Does a physician need resident tail insurance after they complete their training?
First, a brief discussion of medical malpractice and the different types of insurance utilized by physicians is essential. Then I’ll talk about tail insurance a little bit as well.
Types of Medical Malpractice Insurance and their Difference
There are two main types of insurance used for physicians. You have occurrence-based coverage and claims made. With an occurrence-based policy, you do not need tail insurance. With a claims-made policy, you do.
Let’s talk about the difference between the two.
An occurrence-based policy has to be in effect when the malpractice incident occurs. If you have insurance while you’re working for an employer and the employment relationship ends, the policy ends at the time that the employment relationship terminates. You do not need additional insurance, called tail insurance, after you leave.
People would use occurrence-based coverage because it has no tail insurance cost. However, occurrence-based coverage is generally about a third more expensive than claims made.
Let’s talk about claims made. A claims-made policy has to be in effect when someone makes a claim. The big difference between occurrence and claims made is that the employment relationship could end, and your claims-made policy ends. However, someone can sue you up to two years after they either knew or should have known of the malpractice incident.
So, you could be done with the employer but get sued two years later, and the claims-made policy ended. If there is another policy in place, called tail insurance, which covers the gap between when you leave the employer and when the statute of limitations runs, you’re covered. If you’re sued within that period and have coverage, you don’t have anything to worry about.
Physician Tail Insurance Cost
Now, tail insurance can be expensive. As I said, an occurrence-based policy is about one-third more costly than claims made. However, if someone has to pay for tail insurance, it’s usually about twice your annual premium. Your annual premium is how much it costs to insure you annually.
Let’s take primary care, for example. The average amount for primary care is around $6,000 a year. If you had to pay for tail insurance, it would be about $12,000. It can vary, as low as 150% of your annual premium up to 300%, but most of the time, it’s around twice what your yearly premium is. And if you were in family practice and had a $6,000 annual premium, and your tail cost was $12,000, you don’t have to pay that every year. It’s just a one-time fee that you typically have to secure before the end of your employment relationship.
In your employment contract, if you use a claims-made policy, who has to pay for tail insurance? Either the employer or the physician. If the physician has to pay for tail insurance, they’d usually have to secure it before their last day with that employer. Now, after that discussion, we know what occurrence-based policy is and what a claims-made policy is.
Residents Tail Insurance Coverage
And now, let’s talk about residents. Residents always have their insurance covered by the employer.

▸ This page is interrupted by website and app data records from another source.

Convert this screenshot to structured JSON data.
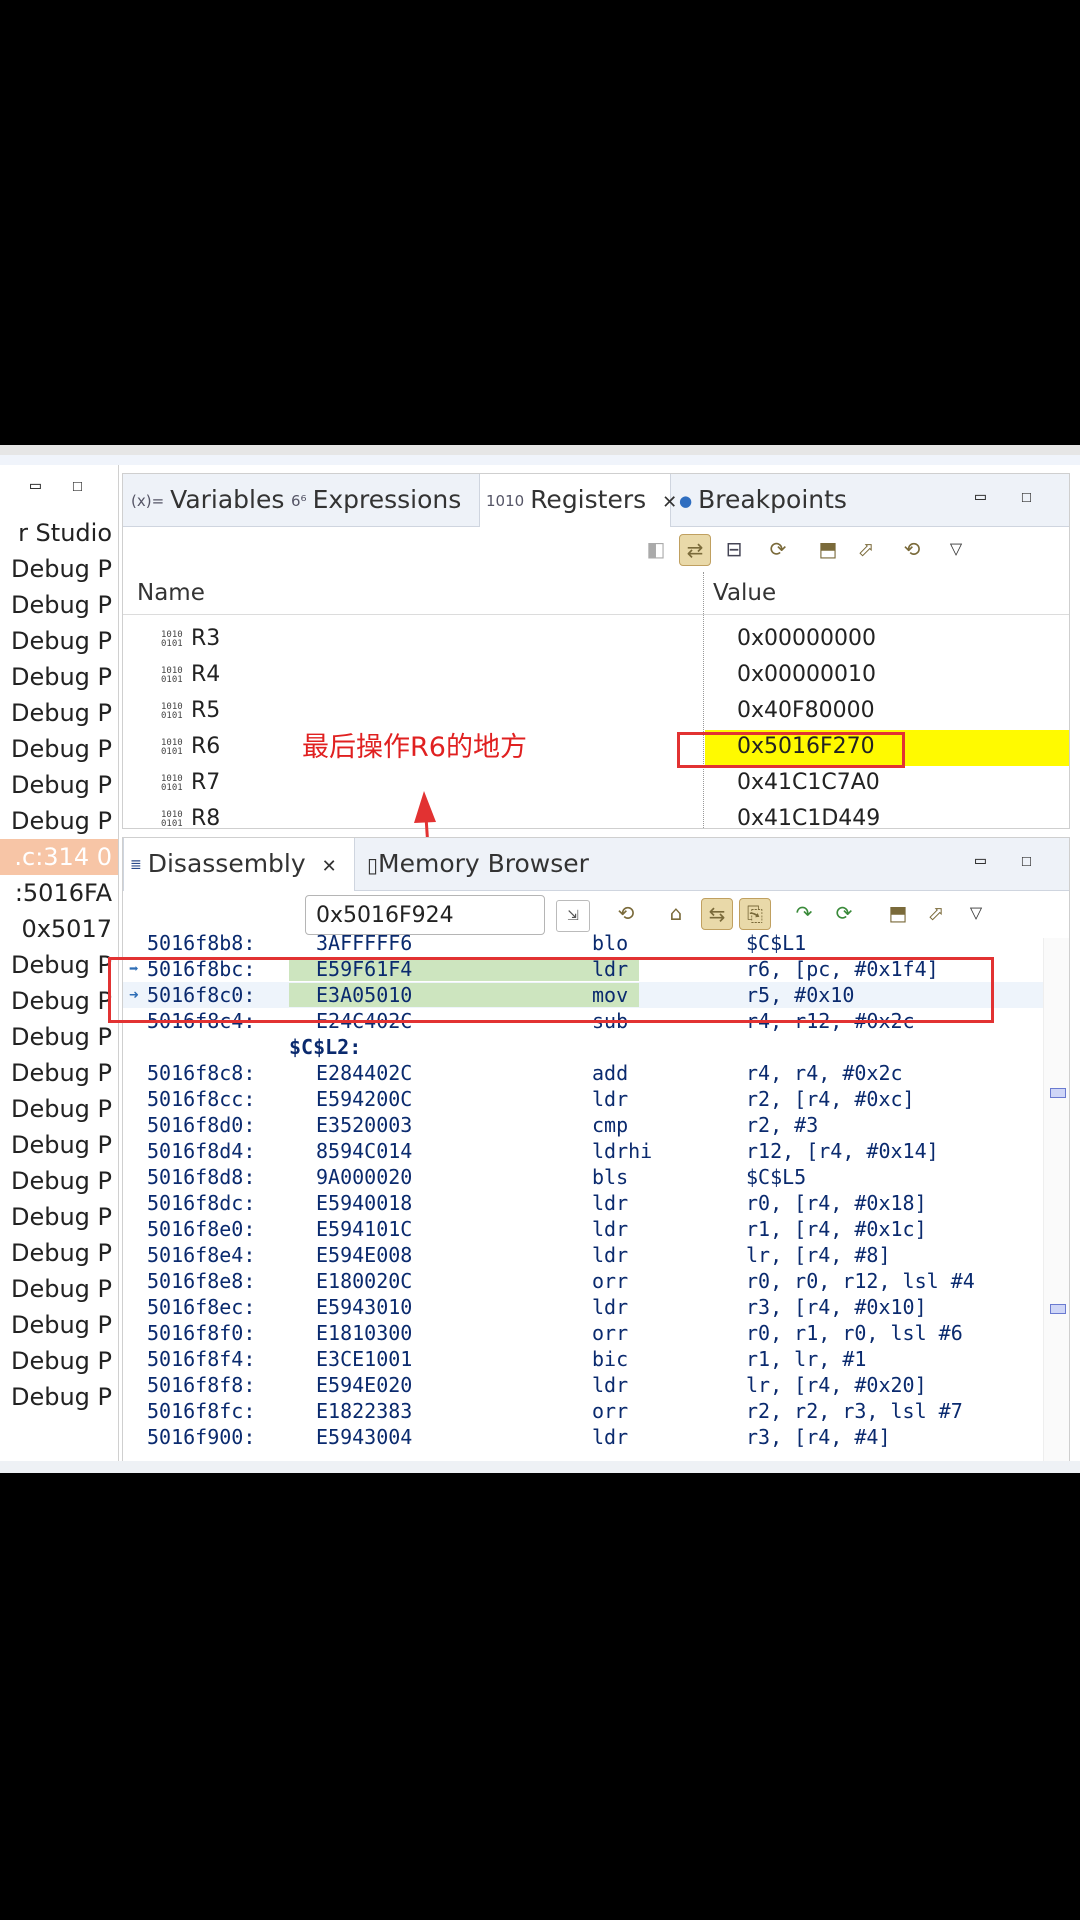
{
  "left_panel": {
    "items": [
      "r Studio",
      "Debug P",
      "Debug P",
      "Debug P",
      "Debug P",
      "Debug P",
      "Debug P",
      "Debug P",
      "Debug P",
      ".c:314 0",
      ":5016FA",
      "0x5017",
      "Debug P",
      "Debug P",
      "Debug P",
      "Debug P",
      "Debug P",
      "Debug P",
      "Debug P",
      "Debug P",
      "Debug P",
      "Debug P",
      "Debug P",
      "Debug P",
      "Debug P"
    ]
  },
  "registers_view": {
    "tabs": [
      {
        "icon": "(x)=",
        "label": "Variables"
      },
      {
        "icon": "6⁶",
        "label": "Expressions"
      },
      {
        "icon": "1010",
        "label": "Registers"
      },
      {
        "icon": "●",
        "label": "Breakpoints"
      }
    ],
    "close_glyph": "✕",
    "columns": {
      "name": "Name",
      "value": "Value"
    },
    "rows": [
      {
        "name": "R3",
        "value": "0x00000000"
      },
      {
        "name": "R4",
        "value": "0x00000010"
      },
      {
        "name": "R5",
        "value": "0x40F80000"
      },
      {
        "name": "R6",
        "value": "0x5016F270"
      },
      {
        "name": "R7",
        "value": "0x41C1C7A0"
      },
      {
        "name": "R8",
        "value": "0x41C1D449"
      }
    ],
    "highlight_color": "#fffa00"
  },
  "annotation": {
    "text": "最后操作R6的地方",
    "color": "#e02020"
  },
  "disassembly_view": {
    "tabs": [
      {
        "label": "Disassembly"
      },
      {
        "label": "Memory Browser"
      }
    ],
    "address_input": "0x5016F924",
    "lines": [
      {
        "addr": "5016f8b8:",
        "hex": "3AFFFFF6",
        "mn": "blo",
        "op": "$C$L1"
      },
      {
        "addr": "5016f8bc:",
        "hex": "E59F61F4",
        "mn": "ldr",
        "op": "r6, [pc, #0x1f4]"
      },
      {
        "addr": "5016f8c0:",
        "hex": "E3A05010",
        "mn": "mov",
        "op": "r5, #0x10"
      },
      {
        "addr": "5016f8c4:",
        "hex": "E24C402C",
        "mn": "sub",
        "op": "r4, r12, #0x2c"
      },
      {
        "label": "$C$L2:"
      },
      {
        "addr": "5016f8c8:",
        "hex": "E284402C",
        "mn": "add",
        "op": "r4, r4, #0x2c"
      },
      {
        "addr": "5016f8cc:",
        "hex": "E594200C",
        "mn": "ldr",
        "op": "r2, [r4, #0xc]"
      },
      {
        "addr": "5016f8d0:",
        "hex": "E3520003",
        "mn": "cmp",
        "op": "r2, #3"
      },
      {
        "addr": "5016f8d4:",
        "hex": "8594C014",
        "mn": "ldrhi",
        "op": "r12, [r4, #0x14]"
      },
      {
        "addr": "5016f8d8:",
        "hex": "9A000020",
        "mn": "bls",
        "op": "$C$L5"
      },
      {
        "addr": "5016f8dc:",
        "hex": "E5940018",
        "mn": "ldr",
        "op": "r0, [r4, #0x18]"
      },
      {
        "addr": "5016f8e0:",
        "hex": "E594101C",
        "mn": "ldr",
        "op": "r1, [r4, #0x1c]"
      },
      {
        "addr": "5016f8e4:",
        "hex": "E594E008",
        "mn": "ldr",
        "op": "lr, [r4, #8]"
      },
      {
        "addr": "5016f8e8:",
        "hex": "E180020C",
        "mn": "orr",
        "op": "r0, r0, r12, lsl #4"
      },
      {
        "addr": "5016f8ec:",
        "hex": "E5943010",
        "mn": "ldr",
        "op": "r3, [r4, #0x10]"
      },
      {
        "addr": "5016f8f0:",
        "hex": "E1810300",
        "mn": "orr",
        "op": "r0, r1, r0, lsl #6"
      },
      {
        "addr": "5016f8f4:",
        "hex": "E3CE1001",
        "mn": "bic",
        "op": "r1, lr, #1"
      },
      {
        "addr": "5016f8f8:",
        "hex": "E594E020",
        "mn": "ldr",
        "op": "lr, [r4, #0x20]"
      },
      {
        "addr": "5016f8fc:",
        "hex": "E1822383",
        "mn": "orr",
        "op": "r2, r2, r3, lsl #7"
      },
      {
        "addr": "5016f900:",
        "hex": "E5943004",
        "mn": "ldr",
        "op": "r3, [r4, #4]"
      }
    ]
  }
}
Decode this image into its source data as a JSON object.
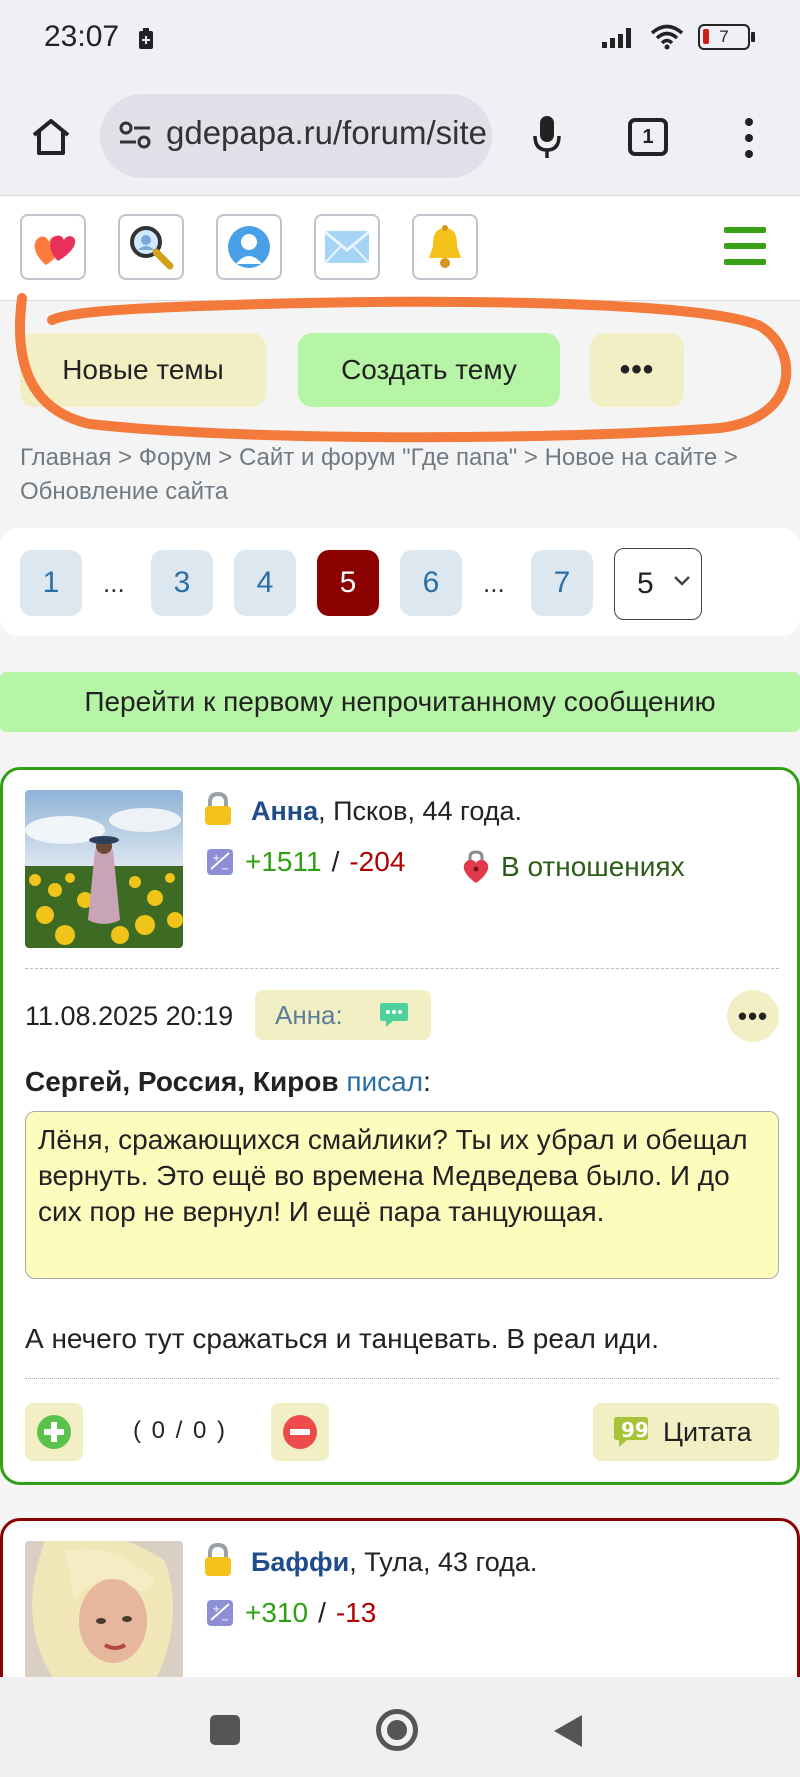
{
  "status_bar": {
    "time": "23:07",
    "battery_level": "7",
    "icons": [
      "battery-saver-icon",
      "signal-icon",
      "wifi-icon",
      "battery-icon"
    ]
  },
  "browser": {
    "url": "gdepapa.ru/forum/site",
    "tab_count": "1",
    "icons": [
      "home-icon",
      "site-settings-icon",
      "mic-icon",
      "tabs-icon",
      "more-vert-icon"
    ]
  },
  "toolbar": {
    "icons": [
      "hearts-icon",
      "search-icon",
      "profile-icon",
      "mail-icon",
      "bell-icon",
      "hamburger-menu-icon"
    ],
    "accent_color": "#3aa017"
  },
  "actions": {
    "new_topics": "Новые темы",
    "create_topic": "Создать тему",
    "more": "•••"
  },
  "breadcrumb": {
    "text": "Главная > Форум > Сайт и форум \"Где папа\" > Новое на сайте > Обновление сайта"
  },
  "pagination": {
    "pages": [
      "1",
      "3",
      "4",
      "5",
      "6",
      "7"
    ],
    "ellipsis": "...",
    "current": "5",
    "select_value": "5",
    "active_color": "#8b0000"
  },
  "unread_button": "Перейти к первому непрочитанному сообщению",
  "posts": [
    {
      "author": "Анна",
      "location": ", Псков, 44 года.",
      "rating_plus": "+1511",
      "rating_separator": "/",
      "rating_minus": "-204",
      "relationship": "В отношениях",
      "date": "11.08.2025 20:19",
      "to_label": "Анна:",
      "menu": "•••",
      "quote_author": "Сергей, Россия, Киров",
      "quote_wrote": "писал",
      "quote_colon": ":",
      "quote_text": "Лёня, сражающихся смайлики? Ты их убрал и обещал вернуть. Это ещё во времена Медведева было. И до сих пор не вернул! И ещё пара танцующая.",
      "body": "А нечего тут сражаться и танцевать. В реал иди.",
      "votes": "( 0 / 0 )",
      "quote_button": "Цитата",
      "border_color": "#2ea012"
    },
    {
      "author": "Баффи",
      "location": ", Тула, 43 года.",
      "rating_plus": "+310",
      "rating_separator": "/",
      "rating_minus": "-13",
      "border_color": "#8b0000"
    }
  ]
}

You will never have to pay for tail insurance if you are a resident. Any program provides the underlying annual premium for any resident. They depend upon what policy it is, either occurrence-based or claims-made. Additionally, some large hospitals or healthcare networks are self-insured. They have a giant pot of money they set aside to pay all claims out of or have their self-insurance program where tail insurance may be unnecessary.
But either way, if you are a resident, you do not need to pay for tail insurance. And the same goes for fellows. You should never have to pay for insurance, either the annual premium or tail, if they have a claims-made policy. When you come out of training in your first job, you may have to pay for tail insurance after either party terminates that contract. And that’s when you need to consider the language in the agreement. Who is responsible for tail insurance? And when does it need to be purchased?
Add Tail Coverage During Residents’ Training
Another question many people ask is, do I need to get additional malpractice coverage during training? The answer to that is no, it’s just not done. You would only get a supplemental malpractice policy for a couple of reasons.
One, it’s just unnecessary.
You have full coverage during training that covers you for any incident that occurs while you’re in training, and it’s just a waste of money to get additional policies.
And two, it almost makes you a bigger target. Think of it from a plaintiff’s attorney’s perspective. If you’re a plaintiff’s attorney, you are always looking for policy limits, meaning the most that the policy will pay out per incident. Usually, the standard physician malpractice amounts are 1 million per occurrence and 3 million aggregate per year. And so, if you have a $1 million policy limit and it’s a bad case, the attorney will always go for that limit.
Suppose you have the underlying policy the employer provides in addition to another policy with another million-dollar limit. In that case, that is a giant bullseye for any plaintiff’s attorney, and they’re going to say, oh, I have two policies that I can go after and not just one. So, it doesn’t make sense to get additional malpractice coverage simply because it almost makes you a bigger target for any plaintiff’s attorney.
Most people in training have no idea what type of policy they have or any obligations after the fact, simply because that’s usually not something you would need to worry about. However, again, it is essential that when you sign your first employment contract, or independent contractor agreement, for that matter, you have a complete understanding of what type of policy is used by the employer. And then your responsibility after the contract ends as far as paying for tail if you have a claims-made policy.
So, that’s a little primer on whether you need tail insurance as a resident or a fellow.
The short answer is no, no you don’t.